Addressing a crowd of thousands gathered on Old Town Hall Square in Lithuania's capital Vilnius, President Bush said that NATO's decision on 21 November to invite Lithuania and six other countries to join the alliance was a great day in the history of Lithuania, the Baltic states, NATO, and also in the history of freedom.

Bush said that, although many doubted whether freedom would ever come to that country, the United States always recognized the independence of Lithuania and knew that arbitrary lines drawn by dictators would be erased. Alluding to the agreements that determined the fate of European countries in the 1930s and 1940s, Bush promised that there would no more Munichs, no more Yaltas.

Elaborating a theme that he has been emphasizing this week, Bush said that the new NATO members will contribute to NATO's common security. He said the strength of NATO does not only depend on the might of armies but on the character of men and women. And the Baltic states have faced danger and shown courage, Bush said. "You have known cruel oppression and withstood it. You have been held captive by an empire, and you outlived it. And because you have paid its cost, you know the value of human freedom," Bush said.

Bush also referred to the new challenges facing the alliance and the need to fight international terrorism. "Like the Nazis and the Communists before them, the terrorists seek to end lives and control all life. Like the Nazis and Communists before them, they will be opposed by free nations, and the terrorists will be defeated," Bush said.

After his public address, Bush paid a visit to the American Center before departing for Bucharest before noon.

Bush arrived in Vilnius on the evening of 22 November after a brief visit to St. Petersburg, where he met with Russian President Vladimir Putin. Bush went directly to his hotel and made no public appearances.

Earlier today, Lithuanian President Valdas Adamkus presented Bush with Lithuania's highest decoration, the Grand Cross of the Order of Vytautas the Great, for his personal role in developing Lithuanian-American relations and aiding Lithuania's integration into the NATO alliance. President Bush then met privately with Adamkus for about 30 minutes. Both presidents were later joined by the presidents of the other two Baltic states, Latvia's Vaira Vike-Freiberga and Estonia's Arnold Ruutel.

This was the first visit by a U.S. president to Lithuania. President Bill Clinton came to Riga on 6 July 1994 and met the presidents of all three Baltic countries.
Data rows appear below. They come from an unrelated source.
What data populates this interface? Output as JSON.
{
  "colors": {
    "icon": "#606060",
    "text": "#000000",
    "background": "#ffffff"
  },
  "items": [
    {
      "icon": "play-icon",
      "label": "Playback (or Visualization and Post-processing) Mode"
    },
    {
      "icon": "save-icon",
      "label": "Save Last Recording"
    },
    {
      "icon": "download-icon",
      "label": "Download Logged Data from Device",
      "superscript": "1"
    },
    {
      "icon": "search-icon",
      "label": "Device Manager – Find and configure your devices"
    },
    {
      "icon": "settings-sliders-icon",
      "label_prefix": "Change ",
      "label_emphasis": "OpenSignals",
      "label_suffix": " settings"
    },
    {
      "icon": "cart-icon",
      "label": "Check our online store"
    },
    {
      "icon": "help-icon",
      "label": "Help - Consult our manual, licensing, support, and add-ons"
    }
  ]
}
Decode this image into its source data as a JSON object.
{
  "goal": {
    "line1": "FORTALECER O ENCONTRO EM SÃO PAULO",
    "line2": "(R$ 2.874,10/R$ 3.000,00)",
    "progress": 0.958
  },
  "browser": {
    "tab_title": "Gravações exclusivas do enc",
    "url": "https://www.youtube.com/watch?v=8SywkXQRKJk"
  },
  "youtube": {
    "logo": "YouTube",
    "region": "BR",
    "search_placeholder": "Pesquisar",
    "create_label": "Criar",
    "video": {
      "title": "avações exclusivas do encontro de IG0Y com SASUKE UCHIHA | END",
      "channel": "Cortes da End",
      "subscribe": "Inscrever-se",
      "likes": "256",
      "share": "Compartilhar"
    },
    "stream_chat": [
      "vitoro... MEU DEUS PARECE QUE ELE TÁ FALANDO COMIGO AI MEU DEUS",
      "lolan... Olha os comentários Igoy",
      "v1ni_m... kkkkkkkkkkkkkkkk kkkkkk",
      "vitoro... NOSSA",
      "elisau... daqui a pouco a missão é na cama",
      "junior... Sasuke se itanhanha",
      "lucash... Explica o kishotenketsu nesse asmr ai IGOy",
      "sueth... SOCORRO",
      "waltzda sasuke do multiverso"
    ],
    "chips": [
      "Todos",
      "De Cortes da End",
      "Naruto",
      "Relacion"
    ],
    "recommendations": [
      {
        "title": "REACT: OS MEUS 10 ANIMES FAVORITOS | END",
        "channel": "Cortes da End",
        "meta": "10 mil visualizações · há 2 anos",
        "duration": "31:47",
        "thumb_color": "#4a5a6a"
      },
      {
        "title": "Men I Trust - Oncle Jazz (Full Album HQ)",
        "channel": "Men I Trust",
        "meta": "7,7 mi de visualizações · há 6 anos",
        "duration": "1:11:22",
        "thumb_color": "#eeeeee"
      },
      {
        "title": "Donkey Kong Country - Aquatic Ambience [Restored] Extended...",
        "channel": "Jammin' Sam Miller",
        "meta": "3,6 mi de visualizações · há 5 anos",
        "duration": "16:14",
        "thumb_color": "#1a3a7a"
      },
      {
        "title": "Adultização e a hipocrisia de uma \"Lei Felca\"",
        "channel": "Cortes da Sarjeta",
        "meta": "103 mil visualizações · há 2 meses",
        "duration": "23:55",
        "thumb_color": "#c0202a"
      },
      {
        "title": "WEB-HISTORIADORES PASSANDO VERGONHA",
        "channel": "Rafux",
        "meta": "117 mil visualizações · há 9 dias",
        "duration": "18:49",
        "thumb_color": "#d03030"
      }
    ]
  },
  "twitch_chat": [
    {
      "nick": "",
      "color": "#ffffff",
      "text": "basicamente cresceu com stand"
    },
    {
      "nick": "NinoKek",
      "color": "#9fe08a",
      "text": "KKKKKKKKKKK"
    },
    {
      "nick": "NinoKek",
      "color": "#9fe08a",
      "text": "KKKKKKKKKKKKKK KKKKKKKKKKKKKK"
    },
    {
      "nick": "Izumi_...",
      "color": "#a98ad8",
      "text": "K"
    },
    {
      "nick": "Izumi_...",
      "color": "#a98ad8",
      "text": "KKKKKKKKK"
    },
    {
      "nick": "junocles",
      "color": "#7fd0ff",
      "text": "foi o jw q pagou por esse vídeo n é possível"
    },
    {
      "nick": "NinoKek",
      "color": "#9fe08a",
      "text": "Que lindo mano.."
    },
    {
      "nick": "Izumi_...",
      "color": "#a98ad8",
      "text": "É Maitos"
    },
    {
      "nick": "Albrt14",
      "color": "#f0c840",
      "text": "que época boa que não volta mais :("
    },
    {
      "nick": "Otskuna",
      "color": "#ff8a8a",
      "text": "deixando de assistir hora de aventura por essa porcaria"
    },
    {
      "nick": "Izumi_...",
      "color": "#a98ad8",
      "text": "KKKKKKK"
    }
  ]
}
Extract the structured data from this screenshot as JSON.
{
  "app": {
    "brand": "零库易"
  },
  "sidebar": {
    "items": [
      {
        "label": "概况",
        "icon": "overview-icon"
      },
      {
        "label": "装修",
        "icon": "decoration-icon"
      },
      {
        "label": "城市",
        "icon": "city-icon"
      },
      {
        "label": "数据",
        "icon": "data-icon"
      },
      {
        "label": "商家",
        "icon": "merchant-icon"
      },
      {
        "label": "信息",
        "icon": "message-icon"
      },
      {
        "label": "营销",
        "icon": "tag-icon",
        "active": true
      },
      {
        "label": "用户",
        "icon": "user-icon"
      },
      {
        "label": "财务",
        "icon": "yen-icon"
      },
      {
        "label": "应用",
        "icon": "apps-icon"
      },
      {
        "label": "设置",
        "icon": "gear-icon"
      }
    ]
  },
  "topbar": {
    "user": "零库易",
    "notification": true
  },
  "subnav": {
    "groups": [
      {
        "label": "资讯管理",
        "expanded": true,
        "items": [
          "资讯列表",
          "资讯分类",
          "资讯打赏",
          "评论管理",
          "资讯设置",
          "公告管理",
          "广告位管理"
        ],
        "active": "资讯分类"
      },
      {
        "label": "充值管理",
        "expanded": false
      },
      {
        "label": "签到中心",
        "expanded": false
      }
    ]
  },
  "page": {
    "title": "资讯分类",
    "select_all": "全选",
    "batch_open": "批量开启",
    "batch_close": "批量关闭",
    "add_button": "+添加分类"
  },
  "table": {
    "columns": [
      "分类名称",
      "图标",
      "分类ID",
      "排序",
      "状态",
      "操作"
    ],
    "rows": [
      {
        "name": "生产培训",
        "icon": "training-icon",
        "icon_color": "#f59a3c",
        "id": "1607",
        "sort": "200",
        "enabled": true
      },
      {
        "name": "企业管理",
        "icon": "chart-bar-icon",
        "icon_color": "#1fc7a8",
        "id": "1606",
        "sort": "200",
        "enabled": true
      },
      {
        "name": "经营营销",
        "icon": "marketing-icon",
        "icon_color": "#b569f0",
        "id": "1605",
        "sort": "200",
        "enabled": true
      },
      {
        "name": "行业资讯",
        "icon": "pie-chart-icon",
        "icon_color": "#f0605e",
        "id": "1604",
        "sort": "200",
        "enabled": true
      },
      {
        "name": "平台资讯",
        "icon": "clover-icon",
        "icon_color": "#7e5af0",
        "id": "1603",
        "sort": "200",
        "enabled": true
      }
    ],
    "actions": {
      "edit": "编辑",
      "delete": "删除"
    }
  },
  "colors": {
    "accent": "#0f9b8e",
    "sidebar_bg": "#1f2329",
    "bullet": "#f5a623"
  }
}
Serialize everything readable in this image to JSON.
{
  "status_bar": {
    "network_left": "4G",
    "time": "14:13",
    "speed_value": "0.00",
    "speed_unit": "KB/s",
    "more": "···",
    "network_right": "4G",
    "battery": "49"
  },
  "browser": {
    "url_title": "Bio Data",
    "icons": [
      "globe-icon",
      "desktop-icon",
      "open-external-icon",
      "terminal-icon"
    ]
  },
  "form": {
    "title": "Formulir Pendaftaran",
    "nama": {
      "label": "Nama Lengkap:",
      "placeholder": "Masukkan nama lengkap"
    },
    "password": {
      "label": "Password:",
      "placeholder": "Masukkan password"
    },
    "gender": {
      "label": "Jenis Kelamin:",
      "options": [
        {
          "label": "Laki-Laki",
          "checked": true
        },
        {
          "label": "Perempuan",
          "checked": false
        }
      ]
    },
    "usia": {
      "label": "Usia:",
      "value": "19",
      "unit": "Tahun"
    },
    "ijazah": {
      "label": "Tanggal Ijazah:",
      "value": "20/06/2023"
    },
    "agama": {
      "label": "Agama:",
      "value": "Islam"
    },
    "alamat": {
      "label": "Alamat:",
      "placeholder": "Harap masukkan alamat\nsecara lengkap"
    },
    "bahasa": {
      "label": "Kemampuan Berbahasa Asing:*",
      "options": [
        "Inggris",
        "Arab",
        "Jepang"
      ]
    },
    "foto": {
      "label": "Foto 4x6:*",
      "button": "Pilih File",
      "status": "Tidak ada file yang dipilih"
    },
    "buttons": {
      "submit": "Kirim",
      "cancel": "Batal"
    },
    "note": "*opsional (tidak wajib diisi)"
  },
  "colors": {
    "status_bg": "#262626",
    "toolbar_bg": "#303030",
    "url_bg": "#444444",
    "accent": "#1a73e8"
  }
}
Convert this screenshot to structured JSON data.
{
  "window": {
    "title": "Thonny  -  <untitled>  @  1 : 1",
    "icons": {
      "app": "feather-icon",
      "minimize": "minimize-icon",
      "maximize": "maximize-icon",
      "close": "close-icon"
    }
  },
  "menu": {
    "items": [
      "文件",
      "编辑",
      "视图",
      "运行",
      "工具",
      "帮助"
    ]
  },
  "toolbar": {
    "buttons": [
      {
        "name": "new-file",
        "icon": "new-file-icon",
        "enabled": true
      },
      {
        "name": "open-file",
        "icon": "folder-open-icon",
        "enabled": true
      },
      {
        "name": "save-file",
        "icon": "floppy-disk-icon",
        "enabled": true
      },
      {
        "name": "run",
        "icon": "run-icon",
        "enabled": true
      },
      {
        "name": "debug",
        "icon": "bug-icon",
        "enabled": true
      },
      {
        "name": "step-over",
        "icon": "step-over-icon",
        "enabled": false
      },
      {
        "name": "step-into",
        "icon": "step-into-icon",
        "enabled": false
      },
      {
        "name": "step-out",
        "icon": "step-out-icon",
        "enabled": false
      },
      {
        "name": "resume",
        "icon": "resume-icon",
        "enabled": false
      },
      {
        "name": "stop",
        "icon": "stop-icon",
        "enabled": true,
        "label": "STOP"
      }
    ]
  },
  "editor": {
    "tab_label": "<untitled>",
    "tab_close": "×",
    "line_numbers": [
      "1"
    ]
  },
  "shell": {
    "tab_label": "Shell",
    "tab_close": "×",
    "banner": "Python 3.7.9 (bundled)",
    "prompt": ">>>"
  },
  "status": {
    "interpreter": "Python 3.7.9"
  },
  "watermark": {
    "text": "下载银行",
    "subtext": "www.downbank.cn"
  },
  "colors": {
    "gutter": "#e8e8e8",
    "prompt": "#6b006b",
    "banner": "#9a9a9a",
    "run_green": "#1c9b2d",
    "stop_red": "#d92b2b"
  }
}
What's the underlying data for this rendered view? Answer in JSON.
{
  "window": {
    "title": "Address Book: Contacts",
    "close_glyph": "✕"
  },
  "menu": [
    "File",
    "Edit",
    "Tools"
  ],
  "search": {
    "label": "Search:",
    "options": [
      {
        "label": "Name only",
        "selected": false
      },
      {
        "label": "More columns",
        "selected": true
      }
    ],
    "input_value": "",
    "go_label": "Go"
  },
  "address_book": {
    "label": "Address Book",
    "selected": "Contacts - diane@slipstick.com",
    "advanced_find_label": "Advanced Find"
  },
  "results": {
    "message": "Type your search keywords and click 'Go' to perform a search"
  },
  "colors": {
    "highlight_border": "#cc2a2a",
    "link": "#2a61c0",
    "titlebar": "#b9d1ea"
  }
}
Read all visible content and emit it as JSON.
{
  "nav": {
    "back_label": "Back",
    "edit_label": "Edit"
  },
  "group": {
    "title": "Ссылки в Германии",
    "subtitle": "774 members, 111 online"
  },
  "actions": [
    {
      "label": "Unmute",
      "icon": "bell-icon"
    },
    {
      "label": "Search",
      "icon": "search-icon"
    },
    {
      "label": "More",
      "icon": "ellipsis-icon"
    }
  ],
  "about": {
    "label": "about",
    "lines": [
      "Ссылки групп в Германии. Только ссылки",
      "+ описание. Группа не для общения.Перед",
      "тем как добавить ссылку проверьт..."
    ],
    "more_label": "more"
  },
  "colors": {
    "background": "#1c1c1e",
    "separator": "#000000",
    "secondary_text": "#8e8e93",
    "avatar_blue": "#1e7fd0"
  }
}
Vice President Dan Quayle made a one-day visit to Vilnius on 7 February 1992.

Asked by RFE/RL for the reasons why Bush decided to visit Lithuania, President Adamkus said: "It is extremely difficult for me to say what factor determined [this decision]. I think that Lithuanian-Americans made a great effort, [as did] our friends in Congress, of whom Lithuania has quite a lot. Perhaps personal contacts also contributed somewhat, though I will not name them or how [they may have contributed]."

Security in Vilnius was very tight during Bush's visit. Large parts of the historic Old Town were off limits to cars and trucks. Pedestrians were also urged to avoid the area, and many appeared to have done so. No major incidents were reported.